Looking back, the elder man can see Dustin's talent in blossom.
As a boy, he made up songs, collaborated with his sick grandfather who
loved gospel music and sometimes had to be told to silence his musical
instruments and sleep.
"When he was 5,6,7,8, I would have to make him put his guitar down at
night, so he could get up and go to school the next morning," Luther
Wilkes said. "He'll just start singing a song that jumps in his head."
One tune figures prominently on both men's minds today. It's an original
piece by Dustin called "I Bleed Country."
Words to the song tell the elder Wilkes the two down-home lessons he and
his late wife, Vivian, taught their boy stuck.
"Remember who you are and whose you are," Luther Wilkes said, recalling
his advice to Dustin years ago. "And, anything worth doing is worth doing
Win or lose, Dustin Wilkes promised the song will be aired one day.
Because it will delight listeners who identify with "true country" boys
like the Wilkes men from Jefferson.
"The music business is the most cut throat, crazy industry I've ever seen.
There is not exact science to it," Dustin Wilkes said. "Someone can
deserve something good and work hard and not be getting something good at

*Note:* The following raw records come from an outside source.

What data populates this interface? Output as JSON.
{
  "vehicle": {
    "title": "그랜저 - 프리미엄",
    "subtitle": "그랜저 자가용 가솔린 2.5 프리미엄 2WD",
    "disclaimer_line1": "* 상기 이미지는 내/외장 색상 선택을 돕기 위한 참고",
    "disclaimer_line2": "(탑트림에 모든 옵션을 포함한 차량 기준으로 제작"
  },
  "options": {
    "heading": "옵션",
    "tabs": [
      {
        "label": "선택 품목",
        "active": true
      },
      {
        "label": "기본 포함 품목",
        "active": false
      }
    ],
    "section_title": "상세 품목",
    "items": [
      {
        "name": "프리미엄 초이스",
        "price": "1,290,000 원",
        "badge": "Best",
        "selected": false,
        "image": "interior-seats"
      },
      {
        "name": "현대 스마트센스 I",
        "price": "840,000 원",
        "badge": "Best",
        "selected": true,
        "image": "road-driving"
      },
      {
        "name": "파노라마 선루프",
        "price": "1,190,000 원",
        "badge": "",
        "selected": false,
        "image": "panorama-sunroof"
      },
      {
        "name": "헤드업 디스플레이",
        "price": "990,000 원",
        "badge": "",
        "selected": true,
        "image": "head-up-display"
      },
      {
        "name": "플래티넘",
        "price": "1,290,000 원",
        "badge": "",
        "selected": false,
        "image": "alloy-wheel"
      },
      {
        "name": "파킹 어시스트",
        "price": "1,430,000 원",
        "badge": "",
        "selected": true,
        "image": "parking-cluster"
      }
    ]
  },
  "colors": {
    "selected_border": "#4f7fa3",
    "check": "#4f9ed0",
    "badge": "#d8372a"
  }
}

"What keeps me in this business is every time I play in front of somebody,
the way the people react (when they) enjoy what I'm doing."
'Nashville Star'
Jefferson native Dustin Wilkes will debut as one of 10 finalists in the
season premiere of the fan-driven show called "Nashville Star" that airs
at 10 tonight on the USA Network. For more information on the program or
how to vote for your favorite performer, log onto
For more information about Wilkes' music, log onto

Published in the Athens Banner-Herald on 011107